So today when my downloads on emusic refreshed I downloaded the sophomore album Diamonds and Gasoline from The Turnpike Troubadours. The Turnpike Troubadors take their name from the bumpy toll roads in their native state of Oklahoma. I had listened to clips from the album the other night and the band sounded pretty good and after listening to the full songs I’d say they sound damn good! From their website:
the band’s musical style, which walks the line between Woody Guthrie and Waylon Jennings. “Bossier City,” the band’s debut album, is testament to the small towns in which they were raised. It combines Folk, Country, Cajun, and Bluegrass with stories of longing, humor, tragedy, and general life in rural America.
“Diamonds & Gasoline” was produced by veteran producer and songwriter Mike McClure. McClure has worked with his own band as well as his old band The Great Divide and Cross Canadian Ragweed (albums by all three reside in my collection. The legendary Joe Hardy (ZZ-Top, Steve Earle) mixed and mastered the album.
The band is composed of:
Evan Felker – Lead Vocals, Acoustic
R.C. Edwards – Bass, Backing Vocals
Kyle Nix – Fiddle, Backing Vocals
Ryan Engleman – Lead Guitar
Giovanni Carnuccio – Drums, Backing Vocals
The first single from the album “Every Girl” is currently nmuber 19 on the Texas Music Chart and is one of the standout tracks. “Diamonds and Gasoline” is also another good track. But once again all of the tracks are good in their own way! I can tell that this album will be around for a while and will probably by the soundtrack for a run this week.
Also tonight I listened to an album that has been sitting on the shelf in front of me while I write and I really think I only listened to it one or two times. The album is the 2004 release of Ron Spears and Within Tradition Carolina Rain and I think I may have to listen to this album a little more often there’s some good mandolin picking by Spears along with some nice vocals by Spears and guitarist Charlie Edsall. Mike Tatar provides some fiddle and Rob Ickes guest stars on dobro. From a review at Bluegrass Works:
The third album from Ron Spears & Within Tradition on the Copper Creek label shows that the bluegrass band has achieved a new place in the national forefront of bluegrass music. Their previous recordings have always featured excellent songwriting, splendid picking, and spirited vocal work, and this one is no different. While Spears’ band has experienced personnel changes since it initially formed in 1999, one constant is his multi-year collaboration with guitarist/vocalist Charlie Edsall. Originally from Indiana, Charlie’s been seriously playing bluegrass since 1974 with bands like High Strung, Buzzard’s Roost, Slide Mountain Boys and Feather River.

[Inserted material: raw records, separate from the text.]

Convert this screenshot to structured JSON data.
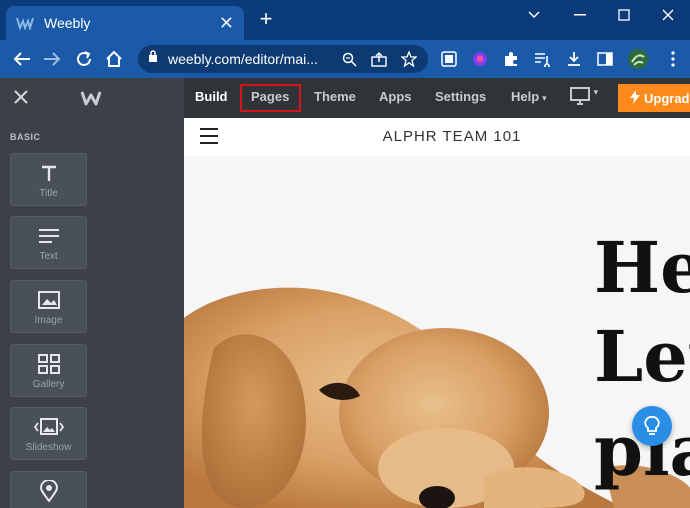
{
  "browser": {
    "tab_title": "Weebly",
    "url": "weebly.com/editor/mai...",
    "new_tab": "+"
  },
  "editor": {
    "nav": [
      "Build",
      "Pages",
      "Theme",
      "Apps",
      "Settings",
      "Help"
    ],
    "active_nav": "Build",
    "highlighted_nav": "Pages",
    "upgrade_label": "Upgrad"
  },
  "sidebar": {
    "section": "BASIC",
    "tiles": [
      {
        "label": "Title",
        "icon": "title-icon"
      },
      {
        "label": "Text",
        "icon": "text-icon"
      },
      {
        "label": "Image",
        "icon": "image-icon"
      },
      {
        "label": "Gallery",
        "icon": "gallery-icon"
      },
      {
        "label": "Slideshow",
        "icon": "slideshow-icon"
      },
      {
        "label": "",
        "icon": "map-pin-icon"
      }
    ]
  },
  "site": {
    "title": "ALPHR TEAM 101",
    "hero_lines": [
      "Hey",
      "Let",
      "pla"
    ]
  },
  "colors": {
    "chrome": "#1a5aa8",
    "editor_bar": "#3b4147",
    "upgrade": "#ff8a1c",
    "highlight": "#d8141b",
    "help_bubble": "#2b8ee6"
  }
}
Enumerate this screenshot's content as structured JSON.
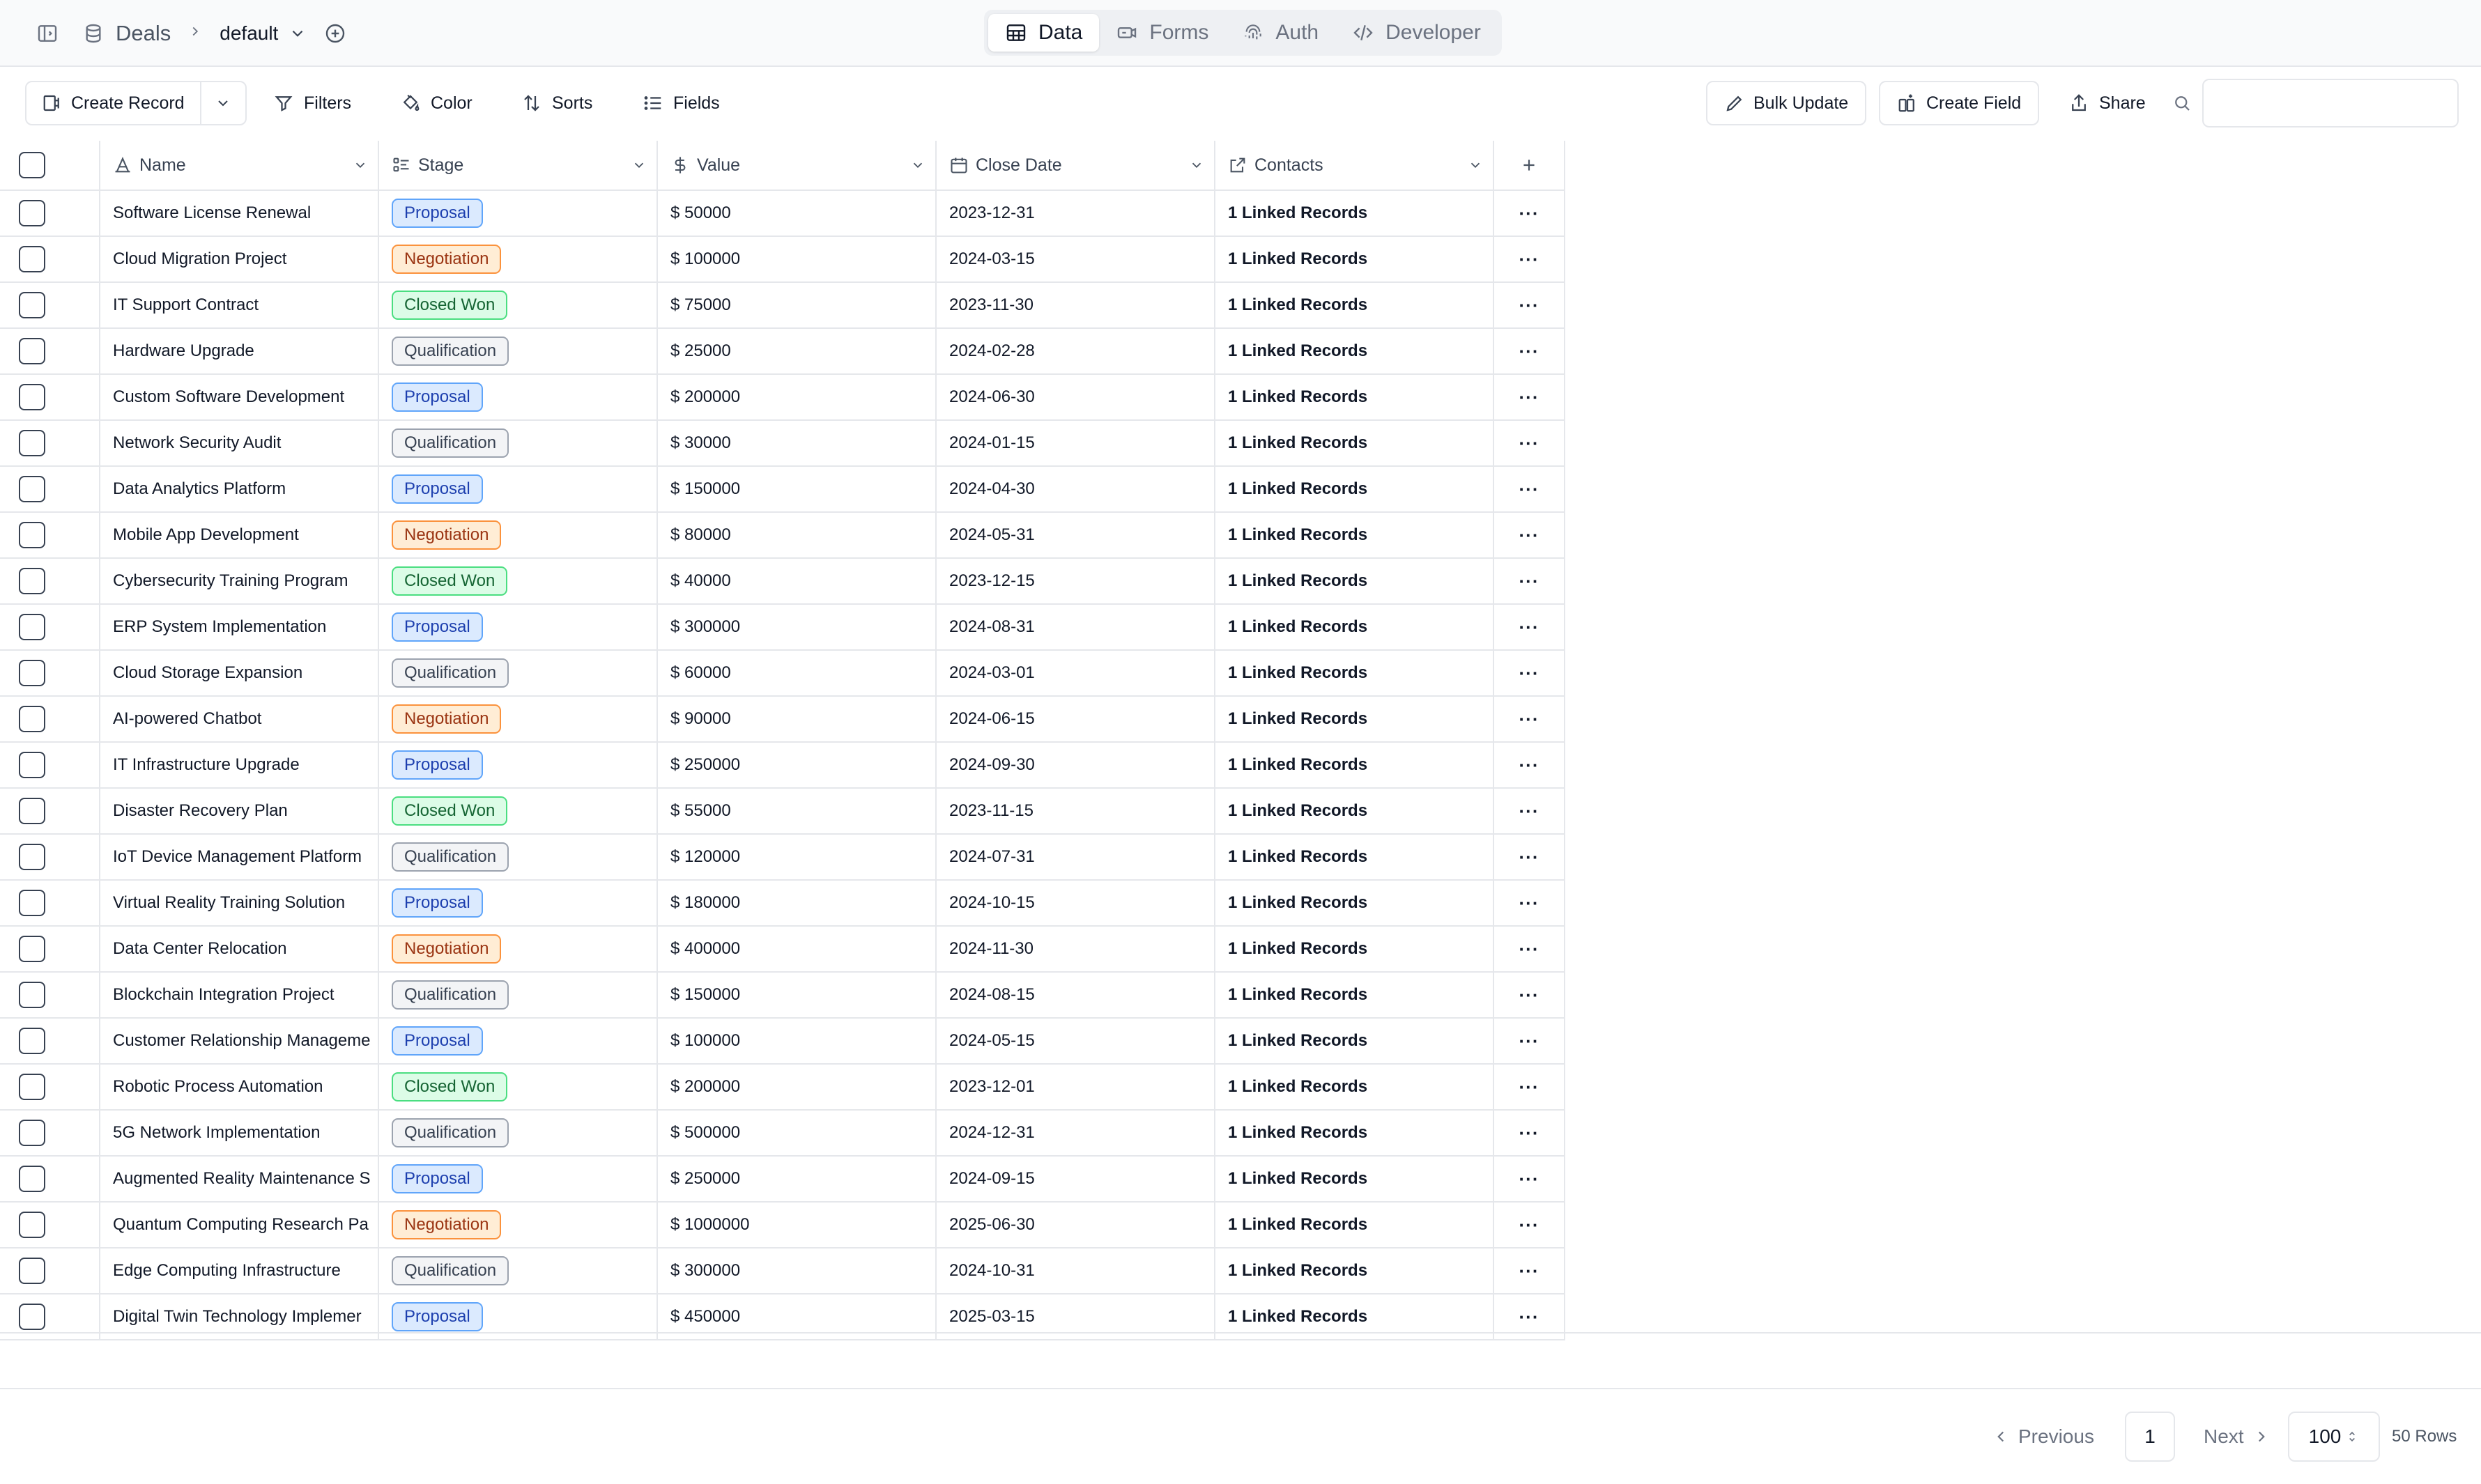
{
  "header": {
    "breadcrumb": {
      "table": "Deals",
      "view": "default"
    },
    "tabs": [
      {
        "label": "Data",
        "icon": "table-icon",
        "active": true
      },
      {
        "label": "Forms",
        "icon": "forms-icon",
        "active": false
      },
      {
        "label": "Auth",
        "icon": "fingerprint-icon",
        "active": false
      },
      {
        "label": "Developer",
        "icon": "code-icon",
        "active": false
      }
    ]
  },
  "toolbar": {
    "create_record": "Create Record",
    "filters": "Filters",
    "color": "Color",
    "sorts": "Sorts",
    "fields": "Fields",
    "bulk_update": "Bulk Update",
    "create_field": "Create Field",
    "share": "Share",
    "search_placeholder": ""
  },
  "table": {
    "columns": {
      "name": "Name",
      "stage": "Stage",
      "value": "Value",
      "close_date": "Close Date",
      "contacts": "Contacts"
    },
    "rows": [
      {
        "name": "Software License Renewal",
        "stage": "Proposal",
        "value": "$ 50000",
        "close_date": "2023-12-31",
        "contacts": "1 Linked Records"
      },
      {
        "name": "Cloud Migration Project",
        "stage": "Negotiation",
        "value": "$ 100000",
        "close_date": "2024-03-15",
        "contacts": "1 Linked Records"
      },
      {
        "name": "IT Support Contract",
        "stage": "Closed Won",
        "value": "$ 75000",
        "close_date": "2023-11-30",
        "contacts": "1 Linked Records"
      },
      {
        "name": "Hardware Upgrade",
        "stage": "Qualification",
        "value": "$ 25000",
        "close_date": "2024-02-28",
        "contacts": "1 Linked Records"
      },
      {
        "name": "Custom Software Development",
        "stage": "Proposal",
        "value": "$ 200000",
        "close_date": "2024-06-30",
        "contacts": "1 Linked Records"
      },
      {
        "name": "Network Security Audit",
        "stage": "Qualification",
        "value": "$ 30000",
        "close_date": "2024-01-15",
        "contacts": "1 Linked Records"
      },
      {
        "name": "Data Analytics Platform",
        "stage": "Proposal",
        "value": "$ 150000",
        "close_date": "2024-04-30",
        "contacts": "1 Linked Records"
      },
      {
        "name": "Mobile App Development",
        "stage": "Negotiation",
        "value": "$ 80000",
        "close_date": "2024-05-31",
        "contacts": "1 Linked Records"
      },
      {
        "name": "Cybersecurity Training Program",
        "stage": "Closed Won",
        "value": "$ 40000",
        "close_date": "2023-12-15",
        "contacts": "1 Linked Records"
      },
      {
        "name": "ERP System Implementation",
        "stage": "Proposal",
        "value": "$ 300000",
        "close_date": "2024-08-31",
        "contacts": "1 Linked Records"
      },
      {
        "name": "Cloud Storage Expansion",
        "stage": "Qualification",
        "value": "$ 60000",
        "close_date": "2024-03-01",
        "contacts": "1 Linked Records"
      },
      {
        "name": "AI-powered Chatbot",
        "stage": "Negotiation",
        "value": "$ 90000",
        "close_date": "2024-06-15",
        "contacts": "1 Linked Records"
      },
      {
        "name": "IT Infrastructure Upgrade",
        "stage": "Proposal",
        "value": "$ 250000",
        "close_date": "2024-09-30",
        "contacts": "1 Linked Records"
      },
      {
        "name": "Disaster Recovery Plan",
        "stage": "Closed Won",
        "value": "$ 55000",
        "close_date": "2023-11-15",
        "contacts": "1 Linked Records"
      },
      {
        "name": "IoT Device Management Platform",
        "stage": "Qualification",
        "value": "$ 120000",
        "close_date": "2024-07-31",
        "contacts": "1 Linked Records"
      },
      {
        "name": "Virtual Reality Training Solution",
        "stage": "Proposal",
        "value": "$ 180000",
        "close_date": "2024-10-15",
        "contacts": "1 Linked Records"
      },
      {
        "name": "Data Center Relocation",
        "stage": "Negotiation",
        "value": "$ 400000",
        "close_date": "2024-11-30",
        "contacts": "1 Linked Records"
      },
      {
        "name": "Blockchain Integration Project",
        "stage": "Qualification",
        "value": "$ 150000",
        "close_date": "2024-08-15",
        "contacts": "1 Linked Records"
      },
      {
        "name": "Customer Relationship Manageme",
        "stage": "Proposal",
        "value": "$ 100000",
        "close_date": "2024-05-15",
        "contacts": "1 Linked Records"
      },
      {
        "name": "Robotic Process Automation",
        "stage": "Closed Won",
        "value": "$ 200000",
        "close_date": "2023-12-01",
        "contacts": "1 Linked Records"
      },
      {
        "name": "5G Network Implementation",
        "stage": "Qualification",
        "value": "$ 500000",
        "close_date": "2024-12-31",
        "contacts": "1 Linked Records"
      },
      {
        "name": "Augmented Reality Maintenance S",
        "stage": "Proposal",
        "value": "$ 250000",
        "close_date": "2024-09-15",
        "contacts": "1 Linked Records"
      },
      {
        "name": "Quantum Computing Research Pa",
        "stage": "Negotiation",
        "value": "$ 1000000",
        "close_date": "2025-06-30",
        "contacts": "1 Linked Records"
      },
      {
        "name": "Edge Computing Infrastructure",
        "stage": "Qualification",
        "value": "$ 300000",
        "close_date": "2024-10-31",
        "contacts": "1 Linked Records"
      },
      {
        "name": "Digital Twin Technology Implemer",
        "stage": "Proposal",
        "value": "$ 450000",
        "close_date": "2025-03-15",
        "contacts": "1 Linked Records"
      }
    ]
  },
  "pagination": {
    "previous": "Previous",
    "page": "1",
    "next": "Next",
    "per_page": "100",
    "row_count": "50 Rows"
  },
  "stage_colors": {
    "Proposal": "#dbeafe",
    "Negotiation": "#ffedd5",
    "Closed Won": "#dcfce7",
    "Qualification": "#f3f4f6"
  }
}
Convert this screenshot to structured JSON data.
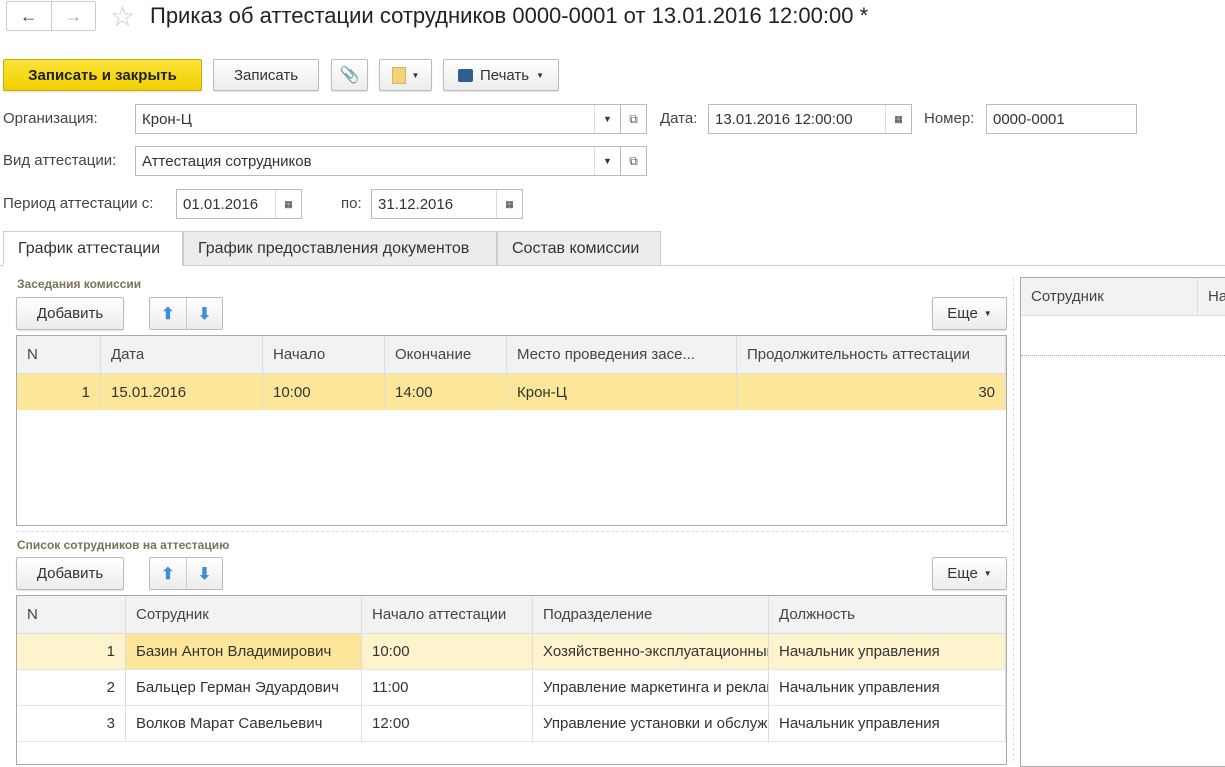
{
  "header": {
    "title": "Приказ об аттестации сотрудников 0000-0001 от 13.01.2016 12:00:00 *",
    "back": "←",
    "forward": "→",
    "star": "☆"
  },
  "toolbar": {
    "save_close": "Записать и закрыть",
    "save": "Записать",
    "print": "Печать"
  },
  "form": {
    "org_label": "Организация:",
    "org_value": "Крон-Ц",
    "date_label": "Дата:",
    "date_value": "13.01.2016 12:00:00",
    "number_label": "Номер:",
    "number_value": "0000-0001",
    "kind_label": "Вид аттестации:",
    "kind_value": "Аттестация сотрудников",
    "period_label": "Период аттестации с:",
    "period_from": "01.01.2016",
    "period_to_label": "по:",
    "period_to": "31.12.2016"
  },
  "tabs": [
    {
      "label": "График аттестации",
      "active": true
    },
    {
      "label": "График предоставления документов"
    },
    {
      "label": "Состав комиссии"
    }
  ],
  "meetings": {
    "title": "Заседания комиссии",
    "add": "Добавить",
    "more": "Еще",
    "columns": [
      "N",
      "Дата",
      "Начало",
      "Окончание",
      "Место проведения засе...",
      "Продолжительность аттестации"
    ],
    "rows": [
      [
        "1",
        "15.01.2016",
        "10:00",
        "14:00",
        "Крон-Ц",
        "30"
      ]
    ]
  },
  "employees": {
    "title": "Список сотрудников на аттестацию",
    "add": "Добавить",
    "more": "Еще",
    "columns": [
      "N",
      "Сотрудник",
      "Начало аттестации",
      "Подразделение",
      "Должность"
    ],
    "rows": [
      [
        "1",
        "Базин Антон Владимирович",
        "10:00",
        "Хозяйственно-эксплуатационный отдел",
        "Начальник управления"
      ],
      [
        "2",
        "Бальцер Герман Эдуардович",
        "11:00",
        "Управление маркетинга и рекламы",
        "Начальник управления"
      ],
      [
        "3",
        "Волков Марат Савельевич",
        "12:00",
        "Управление установки и обслуживания",
        "Начальник управления"
      ]
    ]
  },
  "right_panel": {
    "columns": [
      "Сотрудник",
      "На"
    ]
  },
  "colors": {
    "accent": "#f5d800",
    "selected_row": "#fbe69a"
  }
}
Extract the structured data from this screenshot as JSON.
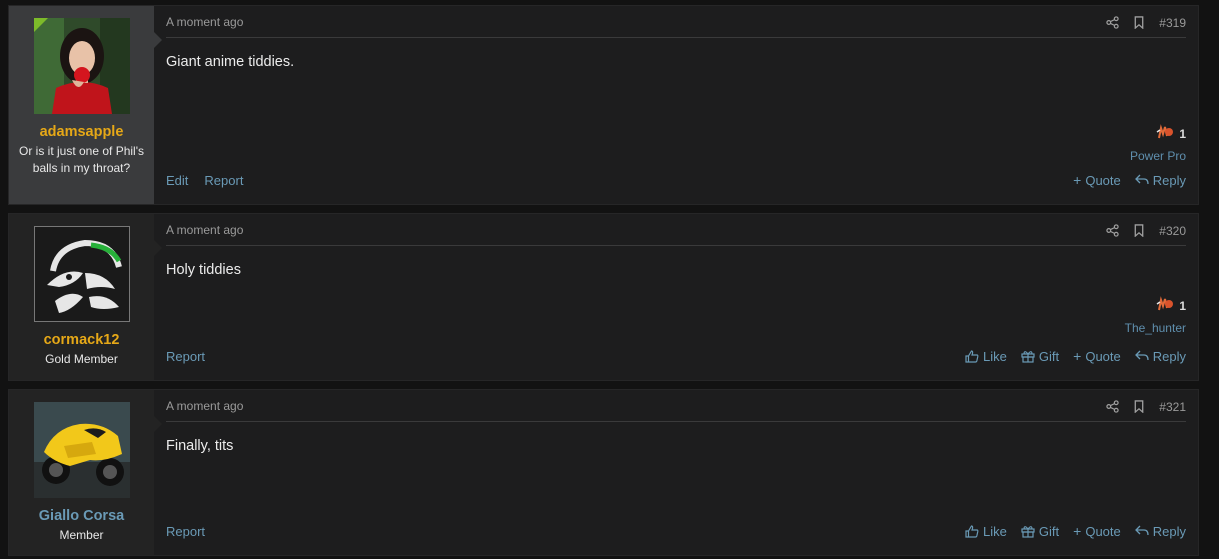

“Carolina Rain” and “Back to Honky tonkin’ again are standout tracks along with two instrumentals “Billsville” and “Lost in Nashville” which is a Mike Tatar tune. Anyway it was a good listen and ended Twang Tuesday on an up note!
Here are the Troubadowith “Every Girl” from a show in Tulsa, Oklahoma on July 30, 2010